For a free math curriculum that is based off this model, check out the Mathematics Enhancement Program from the Centre for Innovation in Mathematics Teaching.
Mr. Chivalry and the kids saw one of these giant scarab beetles hanging around some grape vines. The beetle was about the size of Mr. Chivalry’s thumb. Apparently these beetles, also known as the Spotted June Beetle, like to eat grapes in mid-summer and do not cause a lot of damage to the vines.
Here are some links to further information about these beetles in case you want to know more about them:
- Grape Pelidnota
- Grapevine Beetle (Wikipedia)
- Maryland Biodiversity Project (lots of close-up pictures)
- Pelidnota Punctata
- Pelidnota Punctata Bio210
I decided to delay teaching reading to Enigma, 6, until Grade 1 because he is a Wiggly Willy and didn’t see the need for learning his alphabet until the past couple of months. This past month, he showed an interest in trying to learn to read, so I got out 100 Easy Lessons to see if he was ready for it. Boy, was he ever!
We are now just over 20 lessons in and Enigma has already read the following with minimal help in addition to his lessons:
- Dan Can Add from Itty Bitty Phonics Readers
- the first 5 I See Sam books
- 3 Lessons from McGuffey’s Primer
- 3 Lessons from Christian Liberty’s Kindergarten Phonics Reader “It is Fun to Read”
It is so exciting to see the lightbulb come on when a child realizes they really can do “that reading thing.” Looks like I’ll soon have 3 readers for students!
Sunny, 8, has been working very hard at reading over the past couple of years and is reading at a Grade 2-3 level. She is nearly fluent but still needs some help with sounding out new words. Yesterday, she decided to read Bunnicula: The Vampire Bunny to me all in one sitting. This is how the story begins:
My name is Harold. I am a dog. I live with the Monroes: Toby and Pete and Mr. and Mrs. Monroe.
We all got a great chuckle when Sunny read the passage as follows:
My name is Harold. I am a dog. I live with the MORONS: Toby and Pete and Mr. and Mrs. MORON.
Thankfully, we got the pronunciation sorted out by the end of the book. It did make for entertaining listening while it lasted, though!
I was very impressed with these two sentences that Delightful, 10, wrote as part of her Christian Light Grade 5 Reading course. The assignment was to use personification:
The ocean ate hungrily at the beach, devouring all the sand.
The volcano belched and heaved up great clouds of sulfur and acid.

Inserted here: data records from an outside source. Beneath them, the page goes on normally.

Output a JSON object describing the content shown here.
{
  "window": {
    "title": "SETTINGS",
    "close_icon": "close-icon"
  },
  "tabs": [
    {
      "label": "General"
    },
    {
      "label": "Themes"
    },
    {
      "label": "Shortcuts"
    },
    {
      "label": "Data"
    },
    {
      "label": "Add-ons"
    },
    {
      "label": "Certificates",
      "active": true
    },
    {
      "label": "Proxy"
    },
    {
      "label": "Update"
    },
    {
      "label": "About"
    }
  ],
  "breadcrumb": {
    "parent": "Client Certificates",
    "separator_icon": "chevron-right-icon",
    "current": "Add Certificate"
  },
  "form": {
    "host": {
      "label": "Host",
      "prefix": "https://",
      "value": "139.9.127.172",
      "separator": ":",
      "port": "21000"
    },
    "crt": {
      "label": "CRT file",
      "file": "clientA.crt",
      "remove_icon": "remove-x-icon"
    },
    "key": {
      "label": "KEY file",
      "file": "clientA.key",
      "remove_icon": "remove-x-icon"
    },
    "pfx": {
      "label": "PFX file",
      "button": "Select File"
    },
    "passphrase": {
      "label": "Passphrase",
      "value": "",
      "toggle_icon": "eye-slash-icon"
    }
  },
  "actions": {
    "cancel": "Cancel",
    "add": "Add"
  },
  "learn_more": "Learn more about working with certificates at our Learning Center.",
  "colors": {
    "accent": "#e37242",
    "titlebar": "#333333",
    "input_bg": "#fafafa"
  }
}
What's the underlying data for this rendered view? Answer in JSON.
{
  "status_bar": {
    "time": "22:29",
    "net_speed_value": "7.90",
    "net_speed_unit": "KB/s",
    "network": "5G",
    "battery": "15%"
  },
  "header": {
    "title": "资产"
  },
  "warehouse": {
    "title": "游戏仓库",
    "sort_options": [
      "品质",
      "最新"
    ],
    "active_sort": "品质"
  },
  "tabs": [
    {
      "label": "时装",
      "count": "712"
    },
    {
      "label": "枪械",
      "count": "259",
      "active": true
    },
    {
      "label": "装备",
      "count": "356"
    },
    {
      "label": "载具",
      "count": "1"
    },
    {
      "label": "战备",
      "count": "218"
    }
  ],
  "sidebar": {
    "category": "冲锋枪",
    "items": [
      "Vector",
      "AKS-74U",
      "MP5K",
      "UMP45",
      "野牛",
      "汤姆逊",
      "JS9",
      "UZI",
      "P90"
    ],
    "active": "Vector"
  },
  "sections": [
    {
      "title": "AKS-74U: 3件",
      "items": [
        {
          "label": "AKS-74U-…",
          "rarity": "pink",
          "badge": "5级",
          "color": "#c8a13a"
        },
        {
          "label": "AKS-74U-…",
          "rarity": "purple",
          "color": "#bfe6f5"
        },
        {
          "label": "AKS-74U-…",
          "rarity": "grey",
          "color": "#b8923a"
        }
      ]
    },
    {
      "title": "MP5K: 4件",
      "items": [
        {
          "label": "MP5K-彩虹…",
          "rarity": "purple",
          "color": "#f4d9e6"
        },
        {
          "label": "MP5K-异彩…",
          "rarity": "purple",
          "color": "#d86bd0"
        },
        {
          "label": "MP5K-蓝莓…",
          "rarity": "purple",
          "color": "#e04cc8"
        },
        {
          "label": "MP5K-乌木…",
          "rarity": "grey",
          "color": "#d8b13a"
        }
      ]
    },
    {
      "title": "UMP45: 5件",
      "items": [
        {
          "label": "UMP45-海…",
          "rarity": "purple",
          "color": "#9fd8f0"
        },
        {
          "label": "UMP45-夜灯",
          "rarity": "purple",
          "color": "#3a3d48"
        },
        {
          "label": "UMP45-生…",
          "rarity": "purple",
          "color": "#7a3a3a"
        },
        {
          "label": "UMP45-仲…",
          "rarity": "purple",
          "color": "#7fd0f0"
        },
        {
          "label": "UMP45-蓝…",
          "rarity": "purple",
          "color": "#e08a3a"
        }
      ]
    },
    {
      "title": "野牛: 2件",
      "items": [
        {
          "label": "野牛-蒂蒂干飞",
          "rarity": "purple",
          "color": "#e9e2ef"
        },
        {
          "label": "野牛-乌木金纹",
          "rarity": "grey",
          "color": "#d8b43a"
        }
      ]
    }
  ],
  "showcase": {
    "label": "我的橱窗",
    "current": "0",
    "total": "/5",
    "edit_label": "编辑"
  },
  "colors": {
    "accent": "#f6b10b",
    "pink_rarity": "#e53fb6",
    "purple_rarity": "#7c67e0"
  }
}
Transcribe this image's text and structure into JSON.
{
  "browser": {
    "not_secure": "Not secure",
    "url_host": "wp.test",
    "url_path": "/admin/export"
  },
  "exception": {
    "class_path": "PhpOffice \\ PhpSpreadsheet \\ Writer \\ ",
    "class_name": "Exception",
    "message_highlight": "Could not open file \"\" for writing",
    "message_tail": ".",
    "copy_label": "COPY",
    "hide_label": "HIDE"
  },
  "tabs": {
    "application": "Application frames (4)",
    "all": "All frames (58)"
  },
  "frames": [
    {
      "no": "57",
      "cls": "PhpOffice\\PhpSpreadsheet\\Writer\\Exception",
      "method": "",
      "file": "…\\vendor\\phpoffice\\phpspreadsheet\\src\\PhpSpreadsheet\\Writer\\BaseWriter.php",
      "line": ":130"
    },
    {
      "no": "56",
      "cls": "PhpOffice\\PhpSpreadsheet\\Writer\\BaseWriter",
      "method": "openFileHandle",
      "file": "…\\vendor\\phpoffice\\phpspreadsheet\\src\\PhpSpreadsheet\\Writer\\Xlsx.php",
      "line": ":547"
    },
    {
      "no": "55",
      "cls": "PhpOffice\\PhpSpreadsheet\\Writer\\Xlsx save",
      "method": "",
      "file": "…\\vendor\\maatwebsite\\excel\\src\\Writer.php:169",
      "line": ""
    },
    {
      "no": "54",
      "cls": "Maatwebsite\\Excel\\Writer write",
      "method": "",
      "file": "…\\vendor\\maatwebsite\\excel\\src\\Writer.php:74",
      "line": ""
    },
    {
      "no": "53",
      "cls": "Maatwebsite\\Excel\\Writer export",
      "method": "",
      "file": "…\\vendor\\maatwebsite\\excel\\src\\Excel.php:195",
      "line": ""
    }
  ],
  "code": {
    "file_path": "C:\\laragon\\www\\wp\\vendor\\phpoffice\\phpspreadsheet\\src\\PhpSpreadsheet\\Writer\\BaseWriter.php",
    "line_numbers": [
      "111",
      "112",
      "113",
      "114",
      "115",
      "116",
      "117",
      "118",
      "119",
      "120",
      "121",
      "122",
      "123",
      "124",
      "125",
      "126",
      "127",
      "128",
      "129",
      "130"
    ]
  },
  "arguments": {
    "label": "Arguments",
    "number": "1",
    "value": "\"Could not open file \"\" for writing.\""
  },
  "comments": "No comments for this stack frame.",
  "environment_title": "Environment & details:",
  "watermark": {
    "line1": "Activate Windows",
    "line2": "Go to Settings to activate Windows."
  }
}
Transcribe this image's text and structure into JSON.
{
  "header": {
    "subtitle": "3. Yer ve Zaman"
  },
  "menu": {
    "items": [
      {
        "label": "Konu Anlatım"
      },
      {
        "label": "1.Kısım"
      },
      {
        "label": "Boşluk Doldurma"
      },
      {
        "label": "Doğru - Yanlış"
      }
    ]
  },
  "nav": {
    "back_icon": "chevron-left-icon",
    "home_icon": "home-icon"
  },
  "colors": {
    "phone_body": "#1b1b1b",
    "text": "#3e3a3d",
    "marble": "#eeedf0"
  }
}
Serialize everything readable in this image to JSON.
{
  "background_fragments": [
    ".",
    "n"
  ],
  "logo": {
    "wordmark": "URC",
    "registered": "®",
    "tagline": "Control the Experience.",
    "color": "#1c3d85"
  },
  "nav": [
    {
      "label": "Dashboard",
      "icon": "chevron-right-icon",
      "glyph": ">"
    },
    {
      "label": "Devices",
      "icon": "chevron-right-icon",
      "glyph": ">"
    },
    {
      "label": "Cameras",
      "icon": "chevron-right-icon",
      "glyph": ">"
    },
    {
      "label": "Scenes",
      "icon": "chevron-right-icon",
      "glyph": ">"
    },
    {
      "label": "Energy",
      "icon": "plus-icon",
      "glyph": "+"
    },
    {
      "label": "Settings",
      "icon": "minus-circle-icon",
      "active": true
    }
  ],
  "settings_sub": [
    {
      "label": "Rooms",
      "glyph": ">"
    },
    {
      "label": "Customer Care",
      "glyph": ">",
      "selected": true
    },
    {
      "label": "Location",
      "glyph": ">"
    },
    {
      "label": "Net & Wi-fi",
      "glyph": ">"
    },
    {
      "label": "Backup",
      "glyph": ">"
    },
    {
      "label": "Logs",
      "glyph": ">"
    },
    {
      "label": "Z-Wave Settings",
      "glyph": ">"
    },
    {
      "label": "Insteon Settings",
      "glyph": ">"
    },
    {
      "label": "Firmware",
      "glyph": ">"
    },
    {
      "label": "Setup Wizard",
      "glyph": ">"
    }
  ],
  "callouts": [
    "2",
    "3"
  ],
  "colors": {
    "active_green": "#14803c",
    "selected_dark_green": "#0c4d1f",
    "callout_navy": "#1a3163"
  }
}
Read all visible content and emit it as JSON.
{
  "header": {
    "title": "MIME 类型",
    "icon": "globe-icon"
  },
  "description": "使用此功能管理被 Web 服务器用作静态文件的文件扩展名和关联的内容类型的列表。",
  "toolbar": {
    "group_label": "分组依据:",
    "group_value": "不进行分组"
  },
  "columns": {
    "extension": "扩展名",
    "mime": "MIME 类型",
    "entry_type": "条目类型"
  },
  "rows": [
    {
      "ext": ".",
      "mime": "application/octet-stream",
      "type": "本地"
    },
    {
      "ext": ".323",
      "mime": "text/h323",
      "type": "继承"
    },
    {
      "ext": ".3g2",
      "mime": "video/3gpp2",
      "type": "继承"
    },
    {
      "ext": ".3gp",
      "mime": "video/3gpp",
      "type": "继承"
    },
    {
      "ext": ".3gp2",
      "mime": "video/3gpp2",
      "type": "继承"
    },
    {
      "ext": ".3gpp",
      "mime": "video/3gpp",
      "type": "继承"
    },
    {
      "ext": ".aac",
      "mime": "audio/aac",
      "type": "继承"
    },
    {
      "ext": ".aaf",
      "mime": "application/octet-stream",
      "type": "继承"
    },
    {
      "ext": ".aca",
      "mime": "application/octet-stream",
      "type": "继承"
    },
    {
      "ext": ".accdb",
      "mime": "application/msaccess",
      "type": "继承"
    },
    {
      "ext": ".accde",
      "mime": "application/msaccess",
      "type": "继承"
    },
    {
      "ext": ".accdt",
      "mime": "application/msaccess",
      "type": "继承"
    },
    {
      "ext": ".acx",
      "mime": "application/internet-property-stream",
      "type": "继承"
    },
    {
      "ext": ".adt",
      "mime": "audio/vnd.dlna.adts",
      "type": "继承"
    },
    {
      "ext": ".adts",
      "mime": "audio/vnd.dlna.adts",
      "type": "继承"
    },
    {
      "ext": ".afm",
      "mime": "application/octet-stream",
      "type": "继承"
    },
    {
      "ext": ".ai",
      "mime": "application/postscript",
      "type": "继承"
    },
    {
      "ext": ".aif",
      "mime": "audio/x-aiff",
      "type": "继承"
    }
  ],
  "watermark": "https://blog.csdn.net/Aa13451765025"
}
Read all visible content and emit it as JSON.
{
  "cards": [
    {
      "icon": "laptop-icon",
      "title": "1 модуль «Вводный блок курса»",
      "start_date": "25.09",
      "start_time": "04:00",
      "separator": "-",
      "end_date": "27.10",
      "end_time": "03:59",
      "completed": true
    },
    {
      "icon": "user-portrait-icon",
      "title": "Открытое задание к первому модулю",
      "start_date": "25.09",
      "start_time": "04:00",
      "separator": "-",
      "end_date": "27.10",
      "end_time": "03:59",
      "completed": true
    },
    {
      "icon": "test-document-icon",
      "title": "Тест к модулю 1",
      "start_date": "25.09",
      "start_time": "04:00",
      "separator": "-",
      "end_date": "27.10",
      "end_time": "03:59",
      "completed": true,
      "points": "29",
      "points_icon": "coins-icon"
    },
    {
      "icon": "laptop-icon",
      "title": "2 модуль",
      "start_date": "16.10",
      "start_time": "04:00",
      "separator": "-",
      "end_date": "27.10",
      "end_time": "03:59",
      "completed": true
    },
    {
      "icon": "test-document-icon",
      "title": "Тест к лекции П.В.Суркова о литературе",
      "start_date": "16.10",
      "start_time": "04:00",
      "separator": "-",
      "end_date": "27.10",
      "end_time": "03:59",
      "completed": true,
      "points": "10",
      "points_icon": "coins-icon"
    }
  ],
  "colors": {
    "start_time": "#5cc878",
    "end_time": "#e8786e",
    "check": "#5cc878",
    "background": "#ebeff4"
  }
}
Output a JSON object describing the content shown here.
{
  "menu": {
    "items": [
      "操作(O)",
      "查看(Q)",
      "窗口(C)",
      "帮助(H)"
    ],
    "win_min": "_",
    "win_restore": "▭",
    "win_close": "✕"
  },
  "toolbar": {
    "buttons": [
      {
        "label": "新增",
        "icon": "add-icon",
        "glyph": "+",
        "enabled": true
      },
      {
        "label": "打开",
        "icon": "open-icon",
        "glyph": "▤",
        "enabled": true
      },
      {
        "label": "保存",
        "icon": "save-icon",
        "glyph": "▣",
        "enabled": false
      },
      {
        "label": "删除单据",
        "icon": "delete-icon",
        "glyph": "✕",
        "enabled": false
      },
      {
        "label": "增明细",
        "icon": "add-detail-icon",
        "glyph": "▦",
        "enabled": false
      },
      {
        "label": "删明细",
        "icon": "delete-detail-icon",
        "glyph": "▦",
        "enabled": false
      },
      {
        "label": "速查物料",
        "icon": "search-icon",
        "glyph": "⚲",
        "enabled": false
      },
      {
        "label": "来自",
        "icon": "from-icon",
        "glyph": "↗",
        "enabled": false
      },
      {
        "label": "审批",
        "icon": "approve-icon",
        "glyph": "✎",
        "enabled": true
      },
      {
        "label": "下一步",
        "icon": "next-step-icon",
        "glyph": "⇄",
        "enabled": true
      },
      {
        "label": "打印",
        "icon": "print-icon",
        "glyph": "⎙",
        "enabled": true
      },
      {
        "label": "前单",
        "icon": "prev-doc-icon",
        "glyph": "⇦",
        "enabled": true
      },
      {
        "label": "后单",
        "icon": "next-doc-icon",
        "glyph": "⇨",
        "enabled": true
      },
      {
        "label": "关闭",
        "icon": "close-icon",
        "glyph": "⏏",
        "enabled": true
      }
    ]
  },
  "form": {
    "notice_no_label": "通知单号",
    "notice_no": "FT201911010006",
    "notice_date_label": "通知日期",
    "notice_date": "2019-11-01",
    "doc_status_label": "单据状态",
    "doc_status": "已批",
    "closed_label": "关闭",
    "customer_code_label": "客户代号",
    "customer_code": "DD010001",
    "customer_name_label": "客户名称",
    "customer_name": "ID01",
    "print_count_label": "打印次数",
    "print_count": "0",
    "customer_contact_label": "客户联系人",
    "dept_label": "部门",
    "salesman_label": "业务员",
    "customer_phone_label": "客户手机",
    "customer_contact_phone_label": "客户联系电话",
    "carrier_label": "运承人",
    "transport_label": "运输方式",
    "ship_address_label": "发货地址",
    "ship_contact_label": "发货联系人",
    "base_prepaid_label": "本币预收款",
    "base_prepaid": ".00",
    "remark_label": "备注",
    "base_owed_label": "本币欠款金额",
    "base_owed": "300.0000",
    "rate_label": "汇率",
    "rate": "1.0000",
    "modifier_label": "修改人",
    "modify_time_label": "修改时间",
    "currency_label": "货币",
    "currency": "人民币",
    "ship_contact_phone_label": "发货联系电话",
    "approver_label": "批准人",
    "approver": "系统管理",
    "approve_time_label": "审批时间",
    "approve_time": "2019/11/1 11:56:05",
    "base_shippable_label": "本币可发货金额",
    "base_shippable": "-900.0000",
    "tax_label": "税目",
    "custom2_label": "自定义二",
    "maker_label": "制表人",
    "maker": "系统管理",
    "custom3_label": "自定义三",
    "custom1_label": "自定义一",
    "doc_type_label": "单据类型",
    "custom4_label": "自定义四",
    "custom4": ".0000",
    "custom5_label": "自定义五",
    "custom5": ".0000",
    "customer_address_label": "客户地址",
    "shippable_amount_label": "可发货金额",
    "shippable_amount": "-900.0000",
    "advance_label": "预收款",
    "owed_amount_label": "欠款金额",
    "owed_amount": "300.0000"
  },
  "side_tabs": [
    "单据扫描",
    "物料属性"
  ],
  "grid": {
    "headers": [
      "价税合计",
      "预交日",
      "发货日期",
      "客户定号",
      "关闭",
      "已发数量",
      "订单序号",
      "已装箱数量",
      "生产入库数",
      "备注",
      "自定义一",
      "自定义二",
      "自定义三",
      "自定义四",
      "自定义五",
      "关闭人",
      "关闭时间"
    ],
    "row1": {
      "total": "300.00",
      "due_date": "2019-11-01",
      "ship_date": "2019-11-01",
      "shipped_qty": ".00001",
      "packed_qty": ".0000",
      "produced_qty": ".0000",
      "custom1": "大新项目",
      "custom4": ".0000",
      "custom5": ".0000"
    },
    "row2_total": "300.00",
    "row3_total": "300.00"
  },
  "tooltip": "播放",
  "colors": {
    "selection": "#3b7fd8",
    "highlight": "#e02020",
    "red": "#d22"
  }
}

Now, if only I could get her to consistently produce this level of quality writing!
Classically educated children score higher on standardized tests, and private education by nature costs more than public. ACCS schools average an annual price tag of $7,000.
But classical educators point to the success of Gregg’s Hope Academy as proof that classical education isn’t just for the privileged elite. Three-quarters of the students are from low-income families; 80 percent are ethnic minorities.
And yet their math and reading test scores are three times those of neighboring public schools.
It’s hard to believe that just a short time ago, Sunny was still mastering reading and spelling the word “the.” In the past two years, she has gone from working on phonics and very easy readers to now suddenly reading chapter books in Grade 2. Her favorites at the moment are the Magic Tree House series, which she is reading out loud to me at her chosen rate of about 3-4 chapters a day. It’s a very exciting time. The only thing that would have made it better for me energy-wise (I am battling hyperemesis gravidarum again) is if she had started on these chapter books BEFORE I read the entire series we own to her earlier this year. Ah, well, small steps…